Four years later, they did.
Launched in 2009, the Charlotte Teachers Institute is one of only five teacher institutes in the nation developed through the Yale National Initiative.
The Yale program works to strengthen public school teachers in low-income, highly-racially and ethnically-diverse communities by creating partnerships between them and professors from local institutions of higher learning.
Pairing teachers, who are experts in curriculum writing and pedagogy, with scholars, who can provide a deeper understanding of content knowledge, is a collaboration that makes sense, said CTI Executive Director Scott Gartlan.
“Where is all the intellectual capital? It’s in our universities,” said Gartlan. “And if one way of judging an expert is that they do it more than someone else – certainly teachers are developing ideas around teaching and learning at a pretty significant pace.”

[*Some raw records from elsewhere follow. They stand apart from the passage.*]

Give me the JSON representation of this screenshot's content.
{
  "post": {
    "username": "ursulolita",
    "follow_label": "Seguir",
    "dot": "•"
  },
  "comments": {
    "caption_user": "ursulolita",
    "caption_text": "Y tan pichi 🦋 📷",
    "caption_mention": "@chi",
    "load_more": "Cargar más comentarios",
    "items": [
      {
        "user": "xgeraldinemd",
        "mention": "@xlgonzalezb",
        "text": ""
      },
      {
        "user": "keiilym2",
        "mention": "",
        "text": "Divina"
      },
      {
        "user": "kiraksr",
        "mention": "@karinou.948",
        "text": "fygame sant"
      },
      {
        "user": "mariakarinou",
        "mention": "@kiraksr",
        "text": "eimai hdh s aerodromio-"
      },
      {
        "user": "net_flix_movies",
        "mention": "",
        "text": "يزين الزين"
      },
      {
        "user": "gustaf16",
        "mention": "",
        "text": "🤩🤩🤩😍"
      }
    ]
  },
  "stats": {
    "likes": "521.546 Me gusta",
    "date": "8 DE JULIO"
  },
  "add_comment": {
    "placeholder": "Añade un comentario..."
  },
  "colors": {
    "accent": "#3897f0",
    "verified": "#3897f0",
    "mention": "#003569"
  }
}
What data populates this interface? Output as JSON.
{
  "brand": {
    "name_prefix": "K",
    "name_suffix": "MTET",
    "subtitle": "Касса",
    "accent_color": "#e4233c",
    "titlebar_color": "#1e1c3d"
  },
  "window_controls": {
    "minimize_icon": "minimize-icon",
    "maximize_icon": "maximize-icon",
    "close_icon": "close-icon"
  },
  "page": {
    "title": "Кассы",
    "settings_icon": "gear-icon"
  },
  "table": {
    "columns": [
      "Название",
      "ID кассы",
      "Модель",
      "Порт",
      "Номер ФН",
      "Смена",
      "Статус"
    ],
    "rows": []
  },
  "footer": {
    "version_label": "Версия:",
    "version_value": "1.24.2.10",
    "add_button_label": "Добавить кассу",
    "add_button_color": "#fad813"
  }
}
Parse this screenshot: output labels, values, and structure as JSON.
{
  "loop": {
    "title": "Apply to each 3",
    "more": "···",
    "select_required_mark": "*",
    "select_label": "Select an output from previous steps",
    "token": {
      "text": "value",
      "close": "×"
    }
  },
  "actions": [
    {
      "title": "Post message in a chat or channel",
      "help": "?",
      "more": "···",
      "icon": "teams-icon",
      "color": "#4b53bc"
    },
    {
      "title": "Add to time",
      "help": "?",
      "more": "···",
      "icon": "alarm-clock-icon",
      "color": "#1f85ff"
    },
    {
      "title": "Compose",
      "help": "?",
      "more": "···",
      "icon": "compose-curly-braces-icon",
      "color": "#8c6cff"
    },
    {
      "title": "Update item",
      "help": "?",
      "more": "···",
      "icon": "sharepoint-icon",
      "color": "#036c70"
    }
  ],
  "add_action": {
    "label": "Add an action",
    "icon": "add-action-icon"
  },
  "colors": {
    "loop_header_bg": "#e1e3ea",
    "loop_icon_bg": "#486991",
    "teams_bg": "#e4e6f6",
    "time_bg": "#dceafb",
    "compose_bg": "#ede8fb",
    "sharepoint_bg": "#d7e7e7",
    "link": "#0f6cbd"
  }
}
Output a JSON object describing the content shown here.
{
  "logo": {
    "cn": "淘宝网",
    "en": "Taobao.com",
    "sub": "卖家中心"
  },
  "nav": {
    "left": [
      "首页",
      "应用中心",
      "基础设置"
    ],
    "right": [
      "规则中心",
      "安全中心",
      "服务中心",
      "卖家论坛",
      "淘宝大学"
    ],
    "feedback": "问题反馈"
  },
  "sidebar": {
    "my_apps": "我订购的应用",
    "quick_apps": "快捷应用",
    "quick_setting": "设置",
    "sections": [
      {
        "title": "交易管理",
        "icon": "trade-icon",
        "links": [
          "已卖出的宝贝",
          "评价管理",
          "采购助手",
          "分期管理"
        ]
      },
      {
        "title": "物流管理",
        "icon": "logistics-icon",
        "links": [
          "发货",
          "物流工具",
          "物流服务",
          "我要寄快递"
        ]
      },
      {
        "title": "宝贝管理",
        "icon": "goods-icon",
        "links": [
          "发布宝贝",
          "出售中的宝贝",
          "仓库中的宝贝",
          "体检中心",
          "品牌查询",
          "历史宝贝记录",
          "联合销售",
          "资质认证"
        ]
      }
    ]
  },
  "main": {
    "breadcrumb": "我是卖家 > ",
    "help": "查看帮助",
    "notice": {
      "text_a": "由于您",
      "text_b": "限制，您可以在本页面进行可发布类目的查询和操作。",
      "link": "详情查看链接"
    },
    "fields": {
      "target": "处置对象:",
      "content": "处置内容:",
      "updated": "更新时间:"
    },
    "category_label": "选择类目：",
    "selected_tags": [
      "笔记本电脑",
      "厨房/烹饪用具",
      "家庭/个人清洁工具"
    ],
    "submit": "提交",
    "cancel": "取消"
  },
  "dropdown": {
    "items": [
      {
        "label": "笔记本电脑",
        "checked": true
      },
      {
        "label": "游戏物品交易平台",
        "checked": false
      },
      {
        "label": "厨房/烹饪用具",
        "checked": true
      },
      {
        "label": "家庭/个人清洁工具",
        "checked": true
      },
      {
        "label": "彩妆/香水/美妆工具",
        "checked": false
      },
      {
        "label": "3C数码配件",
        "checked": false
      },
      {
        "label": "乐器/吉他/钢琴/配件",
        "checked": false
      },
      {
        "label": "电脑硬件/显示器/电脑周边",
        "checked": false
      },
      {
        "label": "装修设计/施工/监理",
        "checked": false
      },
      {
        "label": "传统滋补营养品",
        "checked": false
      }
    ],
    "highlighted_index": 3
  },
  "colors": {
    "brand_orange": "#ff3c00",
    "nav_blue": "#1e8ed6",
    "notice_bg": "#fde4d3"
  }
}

CTI is fortunate enough to have two partnerships: UNC Charlotte, where the institute is housed, and Davidson College.
Each year, teachers and professors come together for seven months worth of seminars. The topics are diverse – from African-American literature of the civil rights movement to the science of NASCAR.
Lasure spends her days working with art students. But after the last bell rings, she attends seminars in everything from the history of ancient Mexico to map-making to consumer culture.
It all has helped her become a better teacher, she said.
“I’m more confident because I’m more knowledgeable on a deeper level,” she said. “I can help my kids think broader and deeper because I can pull from these different ideas.”
It’s not just the teacher who attends the seminar who benefits. Teachers who become CTI Fellows, which happens through an essay application process, agree to construct a 15- to 25-page curriculum based on the seminar they attended – and to share it with other teachers.
Surveys by CTI show that, on average, each curriculum written is shared locally at least seven times.
In addition, the curriculums are also shared through a network with the Yale National Initiative, giving even more teachers access to them online.
The institute has the backing of several community partners. Last month, the Wells Fargo Foundation, a supporter since CTI’s initial launch, awarded $50,000 to the institute.
CTI’s success can also be measured in the number of teachers who become its fellows. More than 200 teachers have gone through the institute in the last three years, a number that affects more than 40,000 students in CMS.
Lasure said CTI is popular with teachers because of one key difference that separates it from other professional development programs.
“It’s not someone telling me what to do in my classroom,” said Lasure. “It’s someone saying, ‘You know what your kids need. What do you need to help them?’ ”